An extra bonus for me — can the candidate add something new and distinctive to the organization so we are constantly expanding and extending our capabilities and knowledge? This could be directly relevant to onefinestay e.g. intense thoughtfulness around customer experiences, skill based e.g. speaking a language that no one in the office speaks (which has come in handy in all sorts of strange ways), or a specific area of knowledge or talent that it’s going to enrich the office environment. It’s a good proxy for the individual being able to expand their circle of influence and emerge as a true future leader.
Any questions remaining after the interview process can be addressed in referencing — which is a sub-topic in its own right that I plan to address in a future post. In my experience, referencing is a rare opportunity to complete the picture of a candidate prior to joining, and provides a roadmap for candidate development and a mutually successful reporting relationship. Referencing should be run by the hiring manager, and treated as a critical part of the process, not an afterthought.
Stage #4: Closing
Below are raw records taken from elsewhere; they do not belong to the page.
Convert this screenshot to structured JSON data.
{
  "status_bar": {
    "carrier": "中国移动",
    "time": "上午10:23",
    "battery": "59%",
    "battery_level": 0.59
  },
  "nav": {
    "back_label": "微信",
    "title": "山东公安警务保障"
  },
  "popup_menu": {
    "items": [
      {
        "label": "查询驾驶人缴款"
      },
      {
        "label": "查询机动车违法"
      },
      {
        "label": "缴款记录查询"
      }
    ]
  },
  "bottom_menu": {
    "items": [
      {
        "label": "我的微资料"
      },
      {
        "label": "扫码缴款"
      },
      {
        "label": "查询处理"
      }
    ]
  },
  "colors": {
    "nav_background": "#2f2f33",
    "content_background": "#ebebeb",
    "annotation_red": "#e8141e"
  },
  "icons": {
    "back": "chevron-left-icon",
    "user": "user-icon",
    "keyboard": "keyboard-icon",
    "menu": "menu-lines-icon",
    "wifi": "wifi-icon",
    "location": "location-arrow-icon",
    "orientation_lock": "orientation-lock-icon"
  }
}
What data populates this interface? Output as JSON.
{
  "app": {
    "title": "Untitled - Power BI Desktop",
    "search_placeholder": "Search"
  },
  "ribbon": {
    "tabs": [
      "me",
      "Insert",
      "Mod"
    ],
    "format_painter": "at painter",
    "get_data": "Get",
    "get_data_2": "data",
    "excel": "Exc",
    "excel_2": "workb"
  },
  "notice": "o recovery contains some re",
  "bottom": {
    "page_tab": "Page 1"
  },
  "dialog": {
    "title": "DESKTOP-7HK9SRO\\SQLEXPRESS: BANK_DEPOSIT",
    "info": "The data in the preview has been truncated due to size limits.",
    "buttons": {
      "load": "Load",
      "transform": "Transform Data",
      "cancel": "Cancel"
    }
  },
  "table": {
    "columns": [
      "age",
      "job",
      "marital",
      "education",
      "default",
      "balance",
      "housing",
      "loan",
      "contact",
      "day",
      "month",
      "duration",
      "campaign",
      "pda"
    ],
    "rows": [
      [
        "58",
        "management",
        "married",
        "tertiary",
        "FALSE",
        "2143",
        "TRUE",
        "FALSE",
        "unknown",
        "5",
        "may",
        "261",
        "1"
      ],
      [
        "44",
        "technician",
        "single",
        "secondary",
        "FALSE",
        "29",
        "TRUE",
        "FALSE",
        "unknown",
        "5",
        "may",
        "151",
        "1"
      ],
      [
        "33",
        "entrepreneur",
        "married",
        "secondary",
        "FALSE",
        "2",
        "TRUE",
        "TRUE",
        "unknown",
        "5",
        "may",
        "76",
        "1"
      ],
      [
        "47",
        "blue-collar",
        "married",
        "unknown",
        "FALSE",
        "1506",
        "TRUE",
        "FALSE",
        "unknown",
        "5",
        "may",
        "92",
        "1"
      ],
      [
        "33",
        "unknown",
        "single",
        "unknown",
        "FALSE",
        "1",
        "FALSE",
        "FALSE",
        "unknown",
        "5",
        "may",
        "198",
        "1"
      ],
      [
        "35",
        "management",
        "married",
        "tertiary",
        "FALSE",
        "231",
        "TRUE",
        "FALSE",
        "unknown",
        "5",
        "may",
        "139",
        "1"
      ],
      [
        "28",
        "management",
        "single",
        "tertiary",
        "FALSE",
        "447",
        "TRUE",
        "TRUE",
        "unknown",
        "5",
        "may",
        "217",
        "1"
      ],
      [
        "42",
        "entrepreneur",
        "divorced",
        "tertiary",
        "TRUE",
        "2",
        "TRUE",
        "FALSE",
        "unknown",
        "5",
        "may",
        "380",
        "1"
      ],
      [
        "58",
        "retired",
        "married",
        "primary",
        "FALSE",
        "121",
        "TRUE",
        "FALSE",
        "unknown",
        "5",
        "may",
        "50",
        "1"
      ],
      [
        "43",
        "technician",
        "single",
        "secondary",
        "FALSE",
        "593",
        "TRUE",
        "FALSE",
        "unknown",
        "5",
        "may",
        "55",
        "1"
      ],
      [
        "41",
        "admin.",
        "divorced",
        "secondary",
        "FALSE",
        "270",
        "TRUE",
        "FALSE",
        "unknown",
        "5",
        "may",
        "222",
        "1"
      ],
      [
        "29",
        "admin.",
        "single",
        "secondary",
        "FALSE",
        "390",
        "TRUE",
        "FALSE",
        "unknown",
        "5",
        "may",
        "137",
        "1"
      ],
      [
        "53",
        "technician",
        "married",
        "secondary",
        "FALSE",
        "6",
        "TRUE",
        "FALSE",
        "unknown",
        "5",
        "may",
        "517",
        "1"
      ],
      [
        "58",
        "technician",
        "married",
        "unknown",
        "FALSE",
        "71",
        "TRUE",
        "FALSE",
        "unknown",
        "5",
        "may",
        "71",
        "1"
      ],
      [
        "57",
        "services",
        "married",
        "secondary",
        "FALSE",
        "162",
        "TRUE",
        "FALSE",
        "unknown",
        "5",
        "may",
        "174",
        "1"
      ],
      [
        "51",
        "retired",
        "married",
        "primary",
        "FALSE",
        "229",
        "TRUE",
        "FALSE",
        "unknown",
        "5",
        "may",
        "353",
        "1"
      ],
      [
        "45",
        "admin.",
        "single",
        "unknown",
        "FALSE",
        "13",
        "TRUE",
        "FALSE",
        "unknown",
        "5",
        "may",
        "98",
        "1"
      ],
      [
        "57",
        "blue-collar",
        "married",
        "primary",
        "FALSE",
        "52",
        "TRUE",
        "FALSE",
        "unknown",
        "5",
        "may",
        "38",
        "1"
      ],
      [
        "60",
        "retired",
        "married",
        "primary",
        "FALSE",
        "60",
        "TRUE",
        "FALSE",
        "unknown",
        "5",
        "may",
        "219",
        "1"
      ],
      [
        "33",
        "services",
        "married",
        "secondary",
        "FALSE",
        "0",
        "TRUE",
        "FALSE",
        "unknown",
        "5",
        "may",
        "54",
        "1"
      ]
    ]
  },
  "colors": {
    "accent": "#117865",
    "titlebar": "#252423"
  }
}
Like the rest of the process, closing is no one’s job besides the hiring manager — although this is often a great time to get the founder(s) / CEO involved. Any great candidate is going to have alternatives, so ensuring that you are best positioned for success requires care and attention.
Here are a few pointers for maximizing probability of success at the closing stage.
- Directness & honesty — part of any closing process should make the candidate feel good — after all, they’ve made it this far. However it’s also another opportunity to expectation-set and provide valuable feedback that should be addressed should the candidate join — without overdoing it. Realistically, in most companies it’s going to be many months before there’s a formal review cycle, so regardless of the outcome it’s a great opportunity for the candidate to hear feedback from their process. It’s the first step in a transparent relationship for both sides.
- Offer fairly — getting someone ‘on the cheap’ is a false economy. If the candidate works out, they’ll quickly ingrain themselves in the organization — at which point they’ll talk to their colleagues and find out anyway. Have fair, non-candidate specific pay bands and justification for comp packages at every level.
- Give your time generously — committing to a job is a high opportunity cost decision for both sides. Make yourself available for further questions, sell discussions, & whatever else it takes to ensure there’s full information on both sides.
- But, time is not your friend — I don’t believe in short-fuse exploding offers, but nor do I believe hanging an offer out there for weeks. If you’ve run a proper process and given an ample amount of exposure to the organization and yourself, the candidate should really know (assuming fair market offer) whether they ‘want it’ or not. A few days or a weekend should be enough time.
- End on a high & don’t overextend — when negotiation ends, make sure there’s a good taste left in everyone’s mouth and that you haven’t agreed to things you realistically can’t deliver.
Originally published at motorwaystramlines.com.